Executives in major companies are more focused on seizing emerging opportunities than ever before. Recently McKenzie published its survey on how innovation is more critical than ever. While a predominant majority agree with the criticality, very few feel confident facing these challenges:
Similar sentiments are prevalent with life and health insurers. For years carriers have known the key areas of weakness - balancing diligent risk assessments with improving customer experience. SwissRe highlighting the massive protection gap in the US recommended focusing on (i) customer experience, (ii) behavioural economics and (iii) automated underwriting.
Encapsulated within this is also the drive by insurance companies to redefine themselves from protectors to health partners. Engaging customers with health advice and rewarding healthy behaviours increase customer loyalty and reduce losses over the long-term.
The pandemic transformed these priorities from strategic objectives to survival needs. When face-to-face meetings got suspended and medical exams could not be conducted, carriers rushed to alternative solutions. Most popular initiatives involved telescreening, EMRs and alternative data sources.
For a lot of the insurers it was the first time in decades that they contemplated changing medical underwriting approach and hence, predictably, a lot of these efforts did not have great results. However the negative inertia is reversed and newer iterations are making headway.
Similarly the importance of personal responsibility for individual and societal health makes it ever more imperative to engage and empower individuals. Incentive alignment between the insurer and the insured leads to win-win scenarios if value proposition design is customer-centric. Customer expectations have also caught up and now demand: ‘help me, help you’.
Our approach is based on individual behaviour and digital health data that removes the complexities, inconveniences and inconsistencies in health risk assessment.
A lot of us have been ruing missing out on opportunities resulting from changing lifestyles. I wish I had invested in: video conferencing, video streaming, gaming, hygiene products, (the right) pharma companies, protection insurance, sports gear and wearable technology. The list goes on and on.
The McKenzie survey shows that the urge is great and so is self-awareness. Socio-economic impacts will be transformative.

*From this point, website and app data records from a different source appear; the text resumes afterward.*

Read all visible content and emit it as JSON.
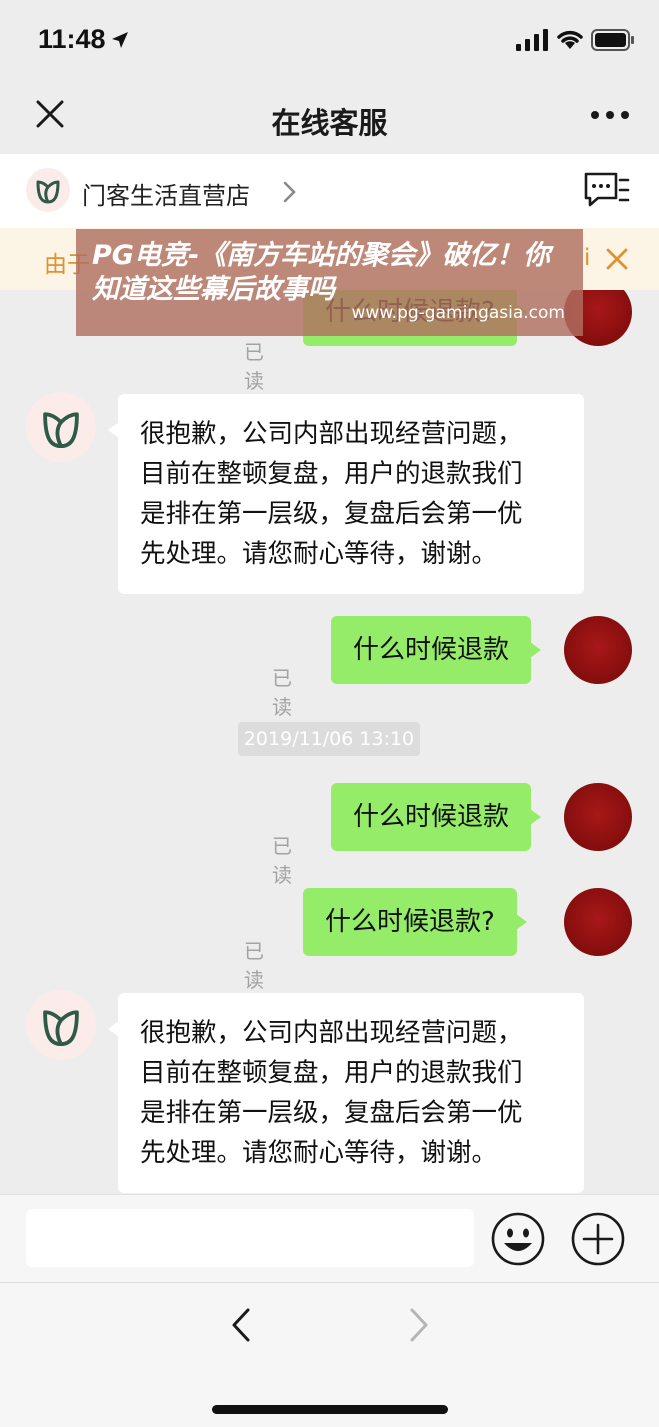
{
  "status_bar": {
    "time": "11:48"
  },
  "nav": {
    "title": "在线客服"
  },
  "shop": {
    "name": "门客生活直营店"
  },
  "notice": {
    "text_start": "由于",
    "text_end": "i"
  },
  "watermark": {
    "title": "PG电竞-《南方车站的聚会》破亿！你知道这些幕后故事吗",
    "url": "www.pg-gamingasia.com"
  },
  "chat": {
    "read_label": "已读",
    "timestamp": "2019/11/06 13:10",
    "messages": [
      {
        "from": "user",
        "text": "什么时候退款?",
        "read": "已读"
      },
      {
        "from": "shop",
        "text": "很抱歉，公司内部出现经营问题，目前在整顿复盘，用户的退款我们是排在第一层级，复盘后会第一优先处理。请您耐心等待，谢谢。"
      },
      {
        "from": "user",
        "text": "什么时候退款",
        "read": "已读"
      },
      {
        "from": "user",
        "text": "什么时候退款",
        "read": "已读"
      },
      {
        "from": "user",
        "text": "什么时候退款?",
        "read": "已读"
      },
      {
        "from": "shop",
        "text": "很抱歉，公司内部出现经营问题，目前在整顿复盘，用户的退款我们是排在第一层级，复盘后会第一优先处理。请您耐心等待，谢谢。"
      }
    ],
    "shop_lines": [
      "很抱歉，公司内部出现经营问题，",
      "目前在整顿复盘，用户的退款我们",
      "是排在第一层级，复盘后会第一优",
      "先处理。请您耐心等待，谢谢。"
    ]
  },
  "input": {
    "placeholder": ""
  },
  "colors": {
    "background": "#ededed",
    "bubble_out": "#95ec69",
    "bubble_in": "#ffffff",
    "notice_text": "#e0922e",
    "brand_green": "#2f5a47"
  },
  "icons": {
    "close": "close-icon",
    "more": "more-icon",
    "chevron": "chevron-right-icon",
    "service": "customer-service-icon",
    "emoji": "emoji-icon",
    "plus": "plus-icon",
    "back": "back-arrow-icon",
    "forward": "forward-arrow-icon"
  }
}
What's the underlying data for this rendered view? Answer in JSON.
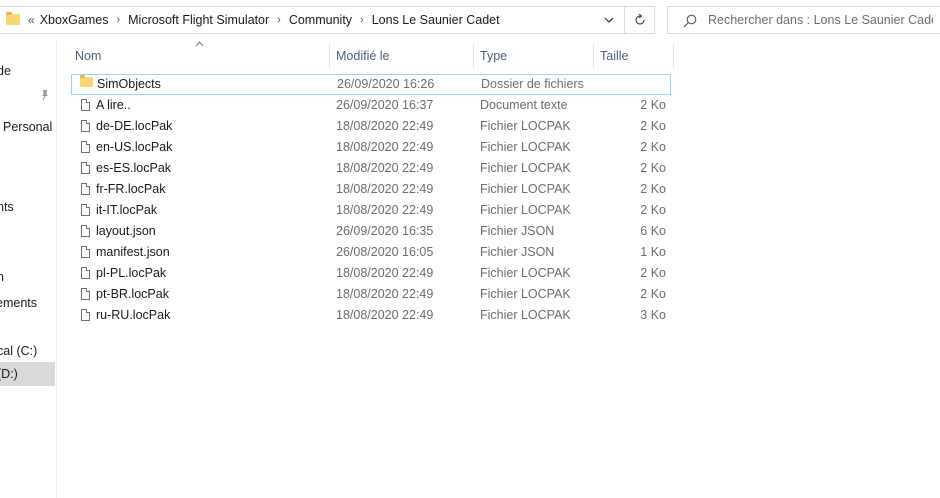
{
  "address_bar": {
    "overflow": "«",
    "crumbs": [
      "XboxGames",
      "Microsoft Flight Simulator",
      "Community",
      "Lons Le Saunier Cadet"
    ],
    "separator": "›"
  },
  "search": {
    "placeholder": "Rechercher dans : Lons Le Saunier Cadet"
  },
  "nav": {
    "items": [
      {
        "label": "de"
      },
      {
        "label": "Personal"
      },
      {
        "label": "nts"
      },
      {
        "label": "n"
      },
      {
        "label": "ements"
      },
      {
        "label": "cal (C:)"
      },
      {
        "label": "(D:)"
      }
    ]
  },
  "columns": {
    "name": "Nom",
    "modified": "Modifié le",
    "type": "Type",
    "size": "Taille"
  },
  "files": [
    {
      "name": "SimObjects",
      "modified": "26/09/2020 16:26",
      "type": "Dossier de fichiers",
      "size": "",
      "kind": "folder"
    },
    {
      "name": "A lire..",
      "modified": "26/09/2020 16:37",
      "type": "Document texte",
      "size": "2 Ko",
      "kind": "file"
    },
    {
      "name": "de-DE.locPak",
      "modified": "18/08/2020 22:49",
      "type": "Fichier LOCPAK",
      "size": "2 Ko",
      "kind": "file"
    },
    {
      "name": "en-US.locPak",
      "modified": "18/08/2020 22:49",
      "type": "Fichier LOCPAK",
      "size": "2 Ko",
      "kind": "file"
    },
    {
      "name": "es-ES.locPak",
      "modified": "18/08/2020 22:49",
      "type": "Fichier LOCPAK",
      "size": "2 Ko",
      "kind": "file"
    },
    {
      "name": "fr-FR.locPak",
      "modified": "18/08/2020 22:49",
      "type": "Fichier LOCPAK",
      "size": "2 Ko",
      "kind": "file"
    },
    {
      "name": "it-IT.locPak",
      "modified": "18/08/2020 22:49",
      "type": "Fichier LOCPAK",
      "size": "2 Ko",
      "kind": "file"
    },
    {
      "name": "layout.json",
      "modified": "26/09/2020 16:35",
      "type": "Fichier JSON",
      "size": "6 Ko",
      "kind": "file"
    },
    {
      "name": "manifest.json",
      "modified": "26/08/2020 16:05",
      "type": "Fichier JSON",
      "size": "1 Ko",
      "kind": "file"
    },
    {
      "name": "pl-PL.locPak",
      "modified": "18/08/2020 22:49",
      "type": "Fichier LOCPAK",
      "size": "2 Ko",
      "kind": "file"
    },
    {
      "name": "pt-BR.locPak",
      "modified": "18/08/2020 22:49",
      "type": "Fichier LOCPAK",
      "size": "2 Ko",
      "kind": "file"
    },
    {
      "name": "ru-RU.locPak",
      "modified": "18/08/2020 22:49",
      "type": "Fichier LOCPAK",
      "size": "3 Ko",
      "kind": "file"
    }
  ],
  "colors": {
    "selection_border": "#99d1ff",
    "header_text": "#4c607a",
    "folder": "#f8d775"
  }
}
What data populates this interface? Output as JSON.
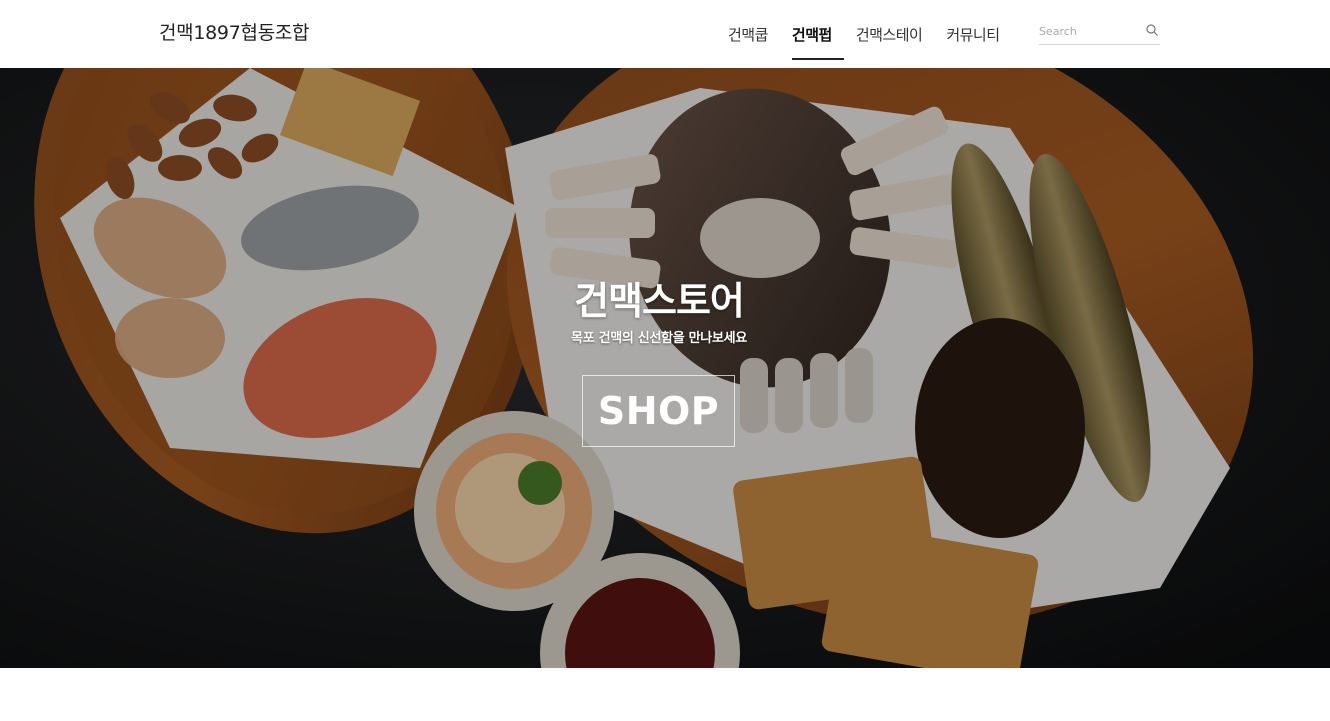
{
  "header": {
    "brand": "건맥1897협동조합",
    "nav": [
      {
        "label": "건맥쿱",
        "active": false
      },
      {
        "label": "건맥펍",
        "active": true
      },
      {
        "label": "건맥스테이",
        "active": false
      },
      {
        "label": "커뮤니티",
        "active": false
      }
    ],
    "search": {
      "placeholder": "Search",
      "icon": "search-icon"
    }
  },
  "hero": {
    "title": "건맥스토어",
    "subtitle": "목포 건맥의 신선함을 만나보세요",
    "button_label": "SHOP",
    "image": "dried-seafood-platter-image"
  },
  "colors": {
    "header_bg": "#ffffff",
    "text": "#222222",
    "hero_text": "#ffffff",
    "active_underline": "#222222"
  }
}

There are many emerging opportunities backed by emerging technologies that will unlock markets and fuel future growth. Timing and execution will differentiate success but this time don’t expect the usual suspects to come up with all the answers alone.